(photo credit: Courtesy)
With its solo work at its beginning – Mozart’s Violin Concerto No. 4 – and
Brahms’ Tragic Overture at its center, the Israel Philharmonic Orchestra’s
program for last week’s concert seemed to be limping on two left
Conductor-violinist Nikolaj Znajder displayed an enchanting, pure
sound on the violin. In the concerto’s slow movement he made the violin sing an
aria with the same full melodiousness that Mozart developed later in his
The final movement conveyed the lightheartedness of the young
Mozart in an exuberant mood.
Elgar’s Enigma Variations sounded
appropriately enigmatic. They also sounded more thoroughly rehearsed than the
Tragic Overture, that made, in conductor Znajder’s brisk tempi and short cut
rests, a jolly rather than tragic impression.
In the Variations, on the
other hand, tempi were slower, and consequently were granted their full weight.
Finely differentiated dynamic nuances, abundant instrumental tone colors, and
significantly emphasized contrasts between the variations were enormously
appealing. At the end, the final Variation was reminiscent of the same

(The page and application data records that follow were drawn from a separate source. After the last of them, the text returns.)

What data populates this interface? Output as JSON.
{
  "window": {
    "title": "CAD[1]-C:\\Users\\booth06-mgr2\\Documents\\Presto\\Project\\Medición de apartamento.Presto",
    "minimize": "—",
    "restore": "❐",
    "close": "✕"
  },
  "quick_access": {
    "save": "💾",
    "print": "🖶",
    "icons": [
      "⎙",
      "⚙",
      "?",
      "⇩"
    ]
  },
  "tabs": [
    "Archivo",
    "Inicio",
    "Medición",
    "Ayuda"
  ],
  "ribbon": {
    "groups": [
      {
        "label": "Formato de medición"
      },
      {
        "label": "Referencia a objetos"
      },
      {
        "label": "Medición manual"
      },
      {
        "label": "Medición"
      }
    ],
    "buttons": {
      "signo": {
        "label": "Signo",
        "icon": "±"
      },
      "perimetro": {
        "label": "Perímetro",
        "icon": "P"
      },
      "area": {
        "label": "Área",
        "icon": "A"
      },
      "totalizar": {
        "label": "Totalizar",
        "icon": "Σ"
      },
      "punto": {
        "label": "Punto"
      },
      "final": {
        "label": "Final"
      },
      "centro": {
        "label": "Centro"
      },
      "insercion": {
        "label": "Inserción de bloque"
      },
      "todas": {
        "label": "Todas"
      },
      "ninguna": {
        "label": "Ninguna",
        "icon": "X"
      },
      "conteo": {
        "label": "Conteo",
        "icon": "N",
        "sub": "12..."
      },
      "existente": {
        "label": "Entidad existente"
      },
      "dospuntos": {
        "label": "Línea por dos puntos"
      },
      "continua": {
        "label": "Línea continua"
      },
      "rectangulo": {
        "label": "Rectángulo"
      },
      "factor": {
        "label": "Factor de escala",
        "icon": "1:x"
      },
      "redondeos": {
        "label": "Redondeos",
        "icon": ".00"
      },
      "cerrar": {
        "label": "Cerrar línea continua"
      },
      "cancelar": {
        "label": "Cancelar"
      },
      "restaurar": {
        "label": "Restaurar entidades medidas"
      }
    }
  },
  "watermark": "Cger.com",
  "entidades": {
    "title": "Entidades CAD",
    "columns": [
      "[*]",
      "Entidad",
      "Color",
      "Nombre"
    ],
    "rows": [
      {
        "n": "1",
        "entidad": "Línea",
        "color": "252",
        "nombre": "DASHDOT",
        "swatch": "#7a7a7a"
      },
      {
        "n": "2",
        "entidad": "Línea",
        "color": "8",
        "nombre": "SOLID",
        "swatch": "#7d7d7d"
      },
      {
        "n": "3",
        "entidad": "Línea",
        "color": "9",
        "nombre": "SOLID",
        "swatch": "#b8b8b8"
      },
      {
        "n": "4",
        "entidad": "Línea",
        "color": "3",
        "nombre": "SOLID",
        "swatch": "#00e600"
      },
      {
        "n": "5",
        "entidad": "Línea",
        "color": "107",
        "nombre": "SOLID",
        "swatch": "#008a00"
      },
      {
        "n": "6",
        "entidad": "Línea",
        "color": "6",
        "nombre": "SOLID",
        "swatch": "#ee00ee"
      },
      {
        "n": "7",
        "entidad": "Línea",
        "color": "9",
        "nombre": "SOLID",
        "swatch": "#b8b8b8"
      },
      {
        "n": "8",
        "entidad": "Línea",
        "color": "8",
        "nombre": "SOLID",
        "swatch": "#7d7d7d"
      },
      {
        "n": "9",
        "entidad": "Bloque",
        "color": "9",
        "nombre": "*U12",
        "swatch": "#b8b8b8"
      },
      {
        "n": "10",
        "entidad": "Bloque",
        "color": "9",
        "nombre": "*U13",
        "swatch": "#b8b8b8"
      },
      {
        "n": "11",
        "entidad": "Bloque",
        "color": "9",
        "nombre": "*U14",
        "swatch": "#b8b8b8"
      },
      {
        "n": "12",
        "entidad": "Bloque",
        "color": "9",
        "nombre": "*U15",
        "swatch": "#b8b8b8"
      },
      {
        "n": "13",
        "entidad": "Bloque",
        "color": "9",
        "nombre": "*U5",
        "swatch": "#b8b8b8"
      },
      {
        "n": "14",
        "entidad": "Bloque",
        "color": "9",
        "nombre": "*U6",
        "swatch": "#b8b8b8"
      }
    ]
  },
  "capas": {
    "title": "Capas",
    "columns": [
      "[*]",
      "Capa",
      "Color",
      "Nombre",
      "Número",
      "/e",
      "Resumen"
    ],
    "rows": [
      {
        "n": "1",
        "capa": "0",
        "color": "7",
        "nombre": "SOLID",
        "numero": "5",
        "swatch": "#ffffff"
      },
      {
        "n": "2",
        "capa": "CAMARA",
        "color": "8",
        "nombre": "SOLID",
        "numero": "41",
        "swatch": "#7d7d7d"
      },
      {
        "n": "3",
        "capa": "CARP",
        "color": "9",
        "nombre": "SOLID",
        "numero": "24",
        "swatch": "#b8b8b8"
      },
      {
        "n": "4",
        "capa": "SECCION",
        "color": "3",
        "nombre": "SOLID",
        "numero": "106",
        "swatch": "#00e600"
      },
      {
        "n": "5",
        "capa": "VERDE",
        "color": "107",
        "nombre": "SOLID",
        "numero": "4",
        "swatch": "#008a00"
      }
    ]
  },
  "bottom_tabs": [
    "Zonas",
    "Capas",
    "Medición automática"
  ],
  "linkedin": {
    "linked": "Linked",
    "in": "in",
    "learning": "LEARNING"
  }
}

composer’s Pomp and Circumstance more than of the “Enigma” theme.